Whenever the string "JSON" appears in a line of the listing below, that line counts. Say how many lines count, and give nothing else.

(Beginning of Exercise material)

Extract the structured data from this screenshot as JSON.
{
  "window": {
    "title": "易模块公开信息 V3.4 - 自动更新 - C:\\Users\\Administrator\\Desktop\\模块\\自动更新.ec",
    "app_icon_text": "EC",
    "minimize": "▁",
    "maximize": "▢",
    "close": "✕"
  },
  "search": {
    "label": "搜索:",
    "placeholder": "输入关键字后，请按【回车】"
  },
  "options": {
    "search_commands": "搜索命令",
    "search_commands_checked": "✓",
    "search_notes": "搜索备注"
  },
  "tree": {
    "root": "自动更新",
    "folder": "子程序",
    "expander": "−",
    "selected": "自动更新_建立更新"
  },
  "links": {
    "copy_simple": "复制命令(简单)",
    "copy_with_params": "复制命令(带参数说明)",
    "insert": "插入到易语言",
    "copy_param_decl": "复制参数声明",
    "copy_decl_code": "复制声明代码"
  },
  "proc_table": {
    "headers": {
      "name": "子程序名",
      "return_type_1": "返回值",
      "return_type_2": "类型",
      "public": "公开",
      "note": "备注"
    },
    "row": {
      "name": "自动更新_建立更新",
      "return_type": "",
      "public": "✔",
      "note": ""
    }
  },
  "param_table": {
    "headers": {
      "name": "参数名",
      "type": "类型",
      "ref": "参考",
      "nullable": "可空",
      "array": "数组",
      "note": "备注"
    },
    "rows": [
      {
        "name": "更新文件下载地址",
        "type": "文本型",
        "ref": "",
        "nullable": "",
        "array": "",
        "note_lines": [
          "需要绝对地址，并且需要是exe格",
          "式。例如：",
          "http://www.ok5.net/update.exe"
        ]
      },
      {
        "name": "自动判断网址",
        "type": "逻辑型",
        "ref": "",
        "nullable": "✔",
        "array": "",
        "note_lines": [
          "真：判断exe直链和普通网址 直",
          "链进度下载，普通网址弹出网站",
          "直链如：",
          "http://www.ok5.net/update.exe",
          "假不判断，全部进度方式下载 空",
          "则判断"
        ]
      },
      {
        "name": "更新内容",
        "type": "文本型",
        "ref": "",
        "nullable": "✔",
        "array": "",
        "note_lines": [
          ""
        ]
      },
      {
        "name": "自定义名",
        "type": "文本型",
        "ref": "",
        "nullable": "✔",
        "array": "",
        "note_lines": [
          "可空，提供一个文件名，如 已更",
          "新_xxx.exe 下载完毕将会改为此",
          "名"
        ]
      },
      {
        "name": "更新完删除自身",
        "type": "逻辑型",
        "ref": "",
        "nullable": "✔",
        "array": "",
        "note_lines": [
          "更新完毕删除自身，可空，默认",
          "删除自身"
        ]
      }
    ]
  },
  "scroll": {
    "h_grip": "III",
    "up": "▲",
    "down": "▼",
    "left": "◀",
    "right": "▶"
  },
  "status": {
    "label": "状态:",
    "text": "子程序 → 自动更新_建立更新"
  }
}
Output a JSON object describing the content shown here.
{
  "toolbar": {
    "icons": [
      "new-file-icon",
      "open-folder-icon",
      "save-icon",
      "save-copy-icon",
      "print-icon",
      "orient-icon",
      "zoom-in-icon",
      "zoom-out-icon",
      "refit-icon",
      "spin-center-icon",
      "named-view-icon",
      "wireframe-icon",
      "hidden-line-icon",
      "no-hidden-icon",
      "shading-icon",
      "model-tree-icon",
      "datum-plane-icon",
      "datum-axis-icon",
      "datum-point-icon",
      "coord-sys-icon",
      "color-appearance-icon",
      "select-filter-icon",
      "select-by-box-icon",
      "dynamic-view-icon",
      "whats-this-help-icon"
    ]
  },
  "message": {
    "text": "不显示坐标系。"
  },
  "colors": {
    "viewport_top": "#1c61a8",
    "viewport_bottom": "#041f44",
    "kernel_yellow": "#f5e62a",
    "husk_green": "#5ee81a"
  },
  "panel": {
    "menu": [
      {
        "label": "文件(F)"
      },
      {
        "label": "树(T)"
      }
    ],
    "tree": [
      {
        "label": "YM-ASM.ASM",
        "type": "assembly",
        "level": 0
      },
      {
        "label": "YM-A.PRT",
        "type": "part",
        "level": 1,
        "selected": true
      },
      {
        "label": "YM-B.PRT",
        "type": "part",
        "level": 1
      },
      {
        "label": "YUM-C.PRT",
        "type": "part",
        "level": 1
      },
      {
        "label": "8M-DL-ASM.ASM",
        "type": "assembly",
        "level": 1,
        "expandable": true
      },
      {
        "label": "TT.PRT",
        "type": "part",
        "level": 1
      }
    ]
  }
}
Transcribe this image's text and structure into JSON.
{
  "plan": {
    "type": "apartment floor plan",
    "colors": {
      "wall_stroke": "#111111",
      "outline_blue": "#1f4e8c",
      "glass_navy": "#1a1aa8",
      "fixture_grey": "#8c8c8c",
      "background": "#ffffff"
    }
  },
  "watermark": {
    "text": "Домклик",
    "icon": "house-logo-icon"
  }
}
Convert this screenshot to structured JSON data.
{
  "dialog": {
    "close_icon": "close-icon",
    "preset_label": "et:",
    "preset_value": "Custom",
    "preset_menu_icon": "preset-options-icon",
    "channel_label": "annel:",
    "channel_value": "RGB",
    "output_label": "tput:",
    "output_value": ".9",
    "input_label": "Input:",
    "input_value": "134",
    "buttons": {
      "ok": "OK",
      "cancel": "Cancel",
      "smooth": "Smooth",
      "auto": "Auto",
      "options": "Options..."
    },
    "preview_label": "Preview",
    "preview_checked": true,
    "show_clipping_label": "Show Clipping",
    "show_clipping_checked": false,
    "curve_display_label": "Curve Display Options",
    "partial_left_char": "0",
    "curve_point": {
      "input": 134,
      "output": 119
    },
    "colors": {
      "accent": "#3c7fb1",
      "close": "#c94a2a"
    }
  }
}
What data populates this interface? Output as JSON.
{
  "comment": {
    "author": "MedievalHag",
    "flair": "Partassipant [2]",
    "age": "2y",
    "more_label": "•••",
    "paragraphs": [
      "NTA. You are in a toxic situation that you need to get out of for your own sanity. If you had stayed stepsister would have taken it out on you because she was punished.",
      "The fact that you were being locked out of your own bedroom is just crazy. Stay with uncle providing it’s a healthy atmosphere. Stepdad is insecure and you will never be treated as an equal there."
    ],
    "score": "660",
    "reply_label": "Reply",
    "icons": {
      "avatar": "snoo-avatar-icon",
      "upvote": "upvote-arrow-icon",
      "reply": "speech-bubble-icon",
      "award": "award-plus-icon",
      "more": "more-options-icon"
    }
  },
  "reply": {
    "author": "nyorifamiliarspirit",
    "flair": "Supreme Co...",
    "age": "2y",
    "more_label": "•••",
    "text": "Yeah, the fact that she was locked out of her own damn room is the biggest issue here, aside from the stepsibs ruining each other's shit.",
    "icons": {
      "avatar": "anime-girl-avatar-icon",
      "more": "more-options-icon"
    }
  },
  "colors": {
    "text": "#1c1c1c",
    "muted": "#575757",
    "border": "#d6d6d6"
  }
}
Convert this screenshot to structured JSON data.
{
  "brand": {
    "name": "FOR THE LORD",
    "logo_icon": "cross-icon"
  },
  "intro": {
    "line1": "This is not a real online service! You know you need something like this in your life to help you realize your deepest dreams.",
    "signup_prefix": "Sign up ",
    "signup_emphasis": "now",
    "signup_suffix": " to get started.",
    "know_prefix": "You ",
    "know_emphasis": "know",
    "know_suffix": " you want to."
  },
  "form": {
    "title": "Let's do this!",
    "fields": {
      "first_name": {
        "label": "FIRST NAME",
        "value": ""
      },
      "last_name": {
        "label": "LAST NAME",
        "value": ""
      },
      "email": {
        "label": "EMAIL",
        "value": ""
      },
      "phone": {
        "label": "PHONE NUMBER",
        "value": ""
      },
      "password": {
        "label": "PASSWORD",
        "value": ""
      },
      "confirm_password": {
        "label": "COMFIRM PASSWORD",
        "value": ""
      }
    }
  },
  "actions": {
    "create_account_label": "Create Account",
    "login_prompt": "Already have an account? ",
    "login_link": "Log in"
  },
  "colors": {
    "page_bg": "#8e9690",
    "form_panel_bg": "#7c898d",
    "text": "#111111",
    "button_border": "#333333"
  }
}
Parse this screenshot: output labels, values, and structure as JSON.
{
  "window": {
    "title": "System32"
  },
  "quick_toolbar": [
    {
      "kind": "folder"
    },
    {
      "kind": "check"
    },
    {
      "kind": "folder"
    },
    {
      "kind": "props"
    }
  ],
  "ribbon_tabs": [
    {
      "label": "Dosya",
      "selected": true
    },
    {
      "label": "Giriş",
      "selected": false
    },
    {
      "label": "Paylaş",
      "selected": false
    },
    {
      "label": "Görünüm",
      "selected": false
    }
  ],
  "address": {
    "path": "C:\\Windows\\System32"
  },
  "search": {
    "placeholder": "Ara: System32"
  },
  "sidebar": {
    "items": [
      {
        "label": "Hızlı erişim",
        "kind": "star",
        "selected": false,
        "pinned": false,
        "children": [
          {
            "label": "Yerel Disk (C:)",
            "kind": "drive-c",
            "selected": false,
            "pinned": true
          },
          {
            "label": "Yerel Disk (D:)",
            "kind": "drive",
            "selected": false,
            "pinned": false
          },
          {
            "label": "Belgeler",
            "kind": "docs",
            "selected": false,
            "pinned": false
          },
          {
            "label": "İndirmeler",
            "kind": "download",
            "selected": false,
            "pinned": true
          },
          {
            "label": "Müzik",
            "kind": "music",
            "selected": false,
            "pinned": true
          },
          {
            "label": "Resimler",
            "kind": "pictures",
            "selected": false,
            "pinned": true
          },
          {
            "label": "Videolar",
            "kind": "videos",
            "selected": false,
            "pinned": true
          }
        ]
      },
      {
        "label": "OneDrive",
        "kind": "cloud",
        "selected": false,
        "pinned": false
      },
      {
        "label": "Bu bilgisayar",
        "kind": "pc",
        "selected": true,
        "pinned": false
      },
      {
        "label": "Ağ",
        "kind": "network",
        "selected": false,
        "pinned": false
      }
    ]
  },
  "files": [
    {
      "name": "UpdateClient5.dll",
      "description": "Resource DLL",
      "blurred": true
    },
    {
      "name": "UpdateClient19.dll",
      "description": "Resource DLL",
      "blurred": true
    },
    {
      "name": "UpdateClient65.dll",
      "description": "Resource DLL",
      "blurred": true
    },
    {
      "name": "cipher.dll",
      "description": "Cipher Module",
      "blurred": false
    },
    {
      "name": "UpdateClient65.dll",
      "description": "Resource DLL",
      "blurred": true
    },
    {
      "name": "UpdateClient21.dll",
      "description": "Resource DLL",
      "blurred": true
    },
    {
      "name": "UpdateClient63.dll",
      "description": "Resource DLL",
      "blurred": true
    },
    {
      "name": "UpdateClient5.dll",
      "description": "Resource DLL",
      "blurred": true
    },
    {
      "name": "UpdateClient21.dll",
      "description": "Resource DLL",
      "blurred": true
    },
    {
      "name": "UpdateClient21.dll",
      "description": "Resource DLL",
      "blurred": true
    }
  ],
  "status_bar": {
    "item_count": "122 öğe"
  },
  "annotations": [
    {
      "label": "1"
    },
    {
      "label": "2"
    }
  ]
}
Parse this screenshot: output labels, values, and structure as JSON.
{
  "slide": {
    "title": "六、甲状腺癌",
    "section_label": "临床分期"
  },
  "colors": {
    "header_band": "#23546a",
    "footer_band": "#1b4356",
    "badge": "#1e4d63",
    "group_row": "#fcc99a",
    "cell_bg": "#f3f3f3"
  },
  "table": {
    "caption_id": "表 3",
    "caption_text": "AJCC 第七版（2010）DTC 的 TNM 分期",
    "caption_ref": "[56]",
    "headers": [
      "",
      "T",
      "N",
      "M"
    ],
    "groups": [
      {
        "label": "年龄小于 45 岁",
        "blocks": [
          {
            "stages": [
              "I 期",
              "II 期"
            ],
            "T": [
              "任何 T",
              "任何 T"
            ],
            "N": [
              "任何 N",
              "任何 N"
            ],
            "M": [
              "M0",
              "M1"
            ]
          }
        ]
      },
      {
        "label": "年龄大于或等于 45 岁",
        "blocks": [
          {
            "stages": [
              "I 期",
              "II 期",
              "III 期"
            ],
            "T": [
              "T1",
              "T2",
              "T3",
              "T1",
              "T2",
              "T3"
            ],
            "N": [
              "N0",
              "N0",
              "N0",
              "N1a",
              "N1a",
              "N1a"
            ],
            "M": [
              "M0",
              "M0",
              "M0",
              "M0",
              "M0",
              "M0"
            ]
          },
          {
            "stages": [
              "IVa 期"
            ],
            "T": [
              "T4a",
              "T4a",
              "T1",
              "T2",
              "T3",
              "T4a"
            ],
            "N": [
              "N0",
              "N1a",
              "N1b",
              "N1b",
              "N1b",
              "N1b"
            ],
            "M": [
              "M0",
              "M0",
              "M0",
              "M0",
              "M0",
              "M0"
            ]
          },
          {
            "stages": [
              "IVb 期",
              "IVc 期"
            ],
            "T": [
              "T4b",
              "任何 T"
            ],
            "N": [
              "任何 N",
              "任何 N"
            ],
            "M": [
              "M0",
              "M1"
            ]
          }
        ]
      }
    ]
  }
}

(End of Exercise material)

Reply to the task:
8